INPUT DATA Block Start

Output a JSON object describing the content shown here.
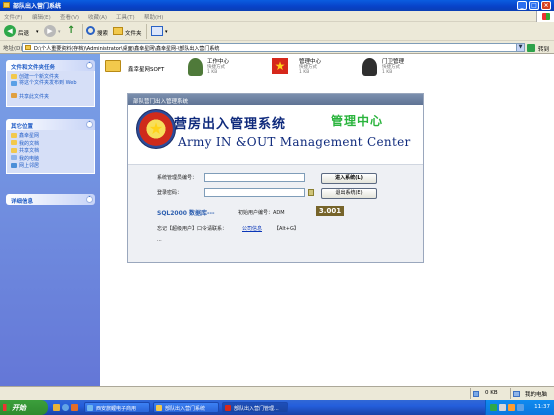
{
  "window": {
    "title": "部队出入营门系统",
    "controls": {
      "minimize": "_",
      "maximize": "□",
      "close": "×"
    }
  },
  "menu": [
    "文件(F)",
    "编辑(E)",
    "查看(V)",
    "收藏(A)",
    "工具(T)",
    "帮助(H)"
  ],
  "toolbar": {
    "back_label": "后退",
    "search_label": "搜索",
    "folders_label": "文件夹"
  },
  "address": {
    "label": "地址(D)",
    "value": "D:\\个人重要资料(存档)\\Administrator\\桌面\\鑫幸星网\\鑫幸星网-\\部队出入营门系统",
    "go_label": "转到"
  },
  "taskpane": {
    "file_tasks": {
      "title": "文件和文件夹任务",
      "items": [
        "创建一个新文件夹",
        "将这个文件夹发布到 Web",
        "共享此文件夹"
      ]
    },
    "other_places": {
      "title": "其它位置",
      "items": [
        "鑫幸星网",
        "我的文档",
        "共享文档",
        "我的电脑",
        "网上邻居"
      ]
    },
    "details": {
      "title": "详细信息"
    }
  },
  "files": [
    {
      "name": "鑫幸星网SOFT",
      "sub": ""
    },
    {
      "name": "工作中心",
      "sub": "快捷方式\n1 KB"
    },
    {
      "name": "管理中心",
      "sub": "快捷方式\n1 KB"
    },
    {
      "name": "门卫管理",
      "sub": "快捷方式\n1 KB"
    }
  ],
  "dialog": {
    "title": "部队营门出入管理系统",
    "cn_title": "营房出入管理系统",
    "cn_subtitle": "管理中心",
    "en_title": "Army IN &OUT Management Center",
    "operator_label": "系统管理员编号：",
    "password_label": "登录密码：",
    "login_button": "进入系统(L)",
    "exit_button": "退出系统(E)",
    "db_label": "SQL2000 数据库---",
    "initial_user": "初始用户编号：ADM",
    "version": "3.001",
    "forgot_text": "忘记【超级用户】口令请联系：",
    "forgot_link": "公司信息",
    "forgot_shortcut": "【Alt+G】",
    "dots": "..."
  },
  "statusbar": {
    "size": "0 KB",
    "zone": "我的电脑"
  },
  "taskbar": {
    "start_label": "开始",
    "tasks": [
      "西安旅鲤电子商用",
      "部队出入营门系统",
      "部队出入营门管理..."
    ],
    "clock": "11:37"
  }
}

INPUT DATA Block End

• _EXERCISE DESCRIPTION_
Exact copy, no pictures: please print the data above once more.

• _YOUR SOLUTION_
Output a JSON object describing the content shown here.
{
  "window": {
    "title": "部队出入营门系统",
    "controls": {
      "minimize": "_",
      "maximize": "□",
      "close": "×"
    }
  },
  "menu": [
    "文件(F)",
    "编辑(E)",
    "查看(V)",
    "收藏(A)",
    "工具(T)",
    "帮助(H)"
  ],
  "toolbar": {
    "back_label": "后退",
    "search_label": "搜索",
    "folders_label": "文件夹"
  },
  "address": {
    "label": "地址(D)",
    "value": "D:\\个人重要资料(存档)\\Administrator\\桌面\\鑫幸星网\\鑫幸星网-\\部队出入营门系统",
    "go_label": "转到"
  },
  "taskpane": {
    "file_tasks": {
      "title": "文件和文件夹任务",
      "items": [
        "创建一个新文件夹",
        "将这个文件夹发布到 Web",
        "共享此文件夹"
      ]
    },
    "other_places": {
      "title": "其它位置",
      "items": [
        "鑫幸星网",
        "我的文档",
        "共享文档",
        "我的电脑",
        "网上邻居"
      ]
    },
    "details": {
      "title": "详细信息"
    }
  },
  "files": [
    {
      "name": "鑫幸星网SOFT",
      "sub": ""
    },
    {
      "name": "工作中心",
      "sub": "快捷方式\n1 KB"
    },
    {
      "name": "管理中心",
      "sub": "快捷方式\n1 KB"
    },
    {
      "name": "门卫管理",
      "sub": "快捷方式\n1 KB"
    }
  ],
  "dialog": {
    "title": "部队营门出入管理系统",
    "cn_title": "营房出入管理系统",
    "cn_subtitle": "管理中心",
    "en_title": "Army IN &OUT Management Center",
    "operator_label": "系统管理员编号：",
    "password_label": "登录密码：",
    "login_button": "进入系统(L)",
    "exit_button": "退出系统(E)",
    "db_label": "SQL2000 数据库---",
    "initial_user": "初始用户编号：ADM",
    "version": "3.001",
    "forgot_text": "忘记【超级用户】口令请联系：",
    "forgot_link": "公司信息",
    "forgot_shortcut": "【Alt+G】",
    "dots": "..."
  },
  "statusbar": {
    "size": "0 KB",
    "zone": "我的电脑"
  },
  "taskbar": {
    "start_label": "开始",
    "tasks": [
      "西安旅鲤电子商用",
      "部队出入营门系统",
      "部队出入营门管理..."
    ],
    "clock": "11:37"
  }
}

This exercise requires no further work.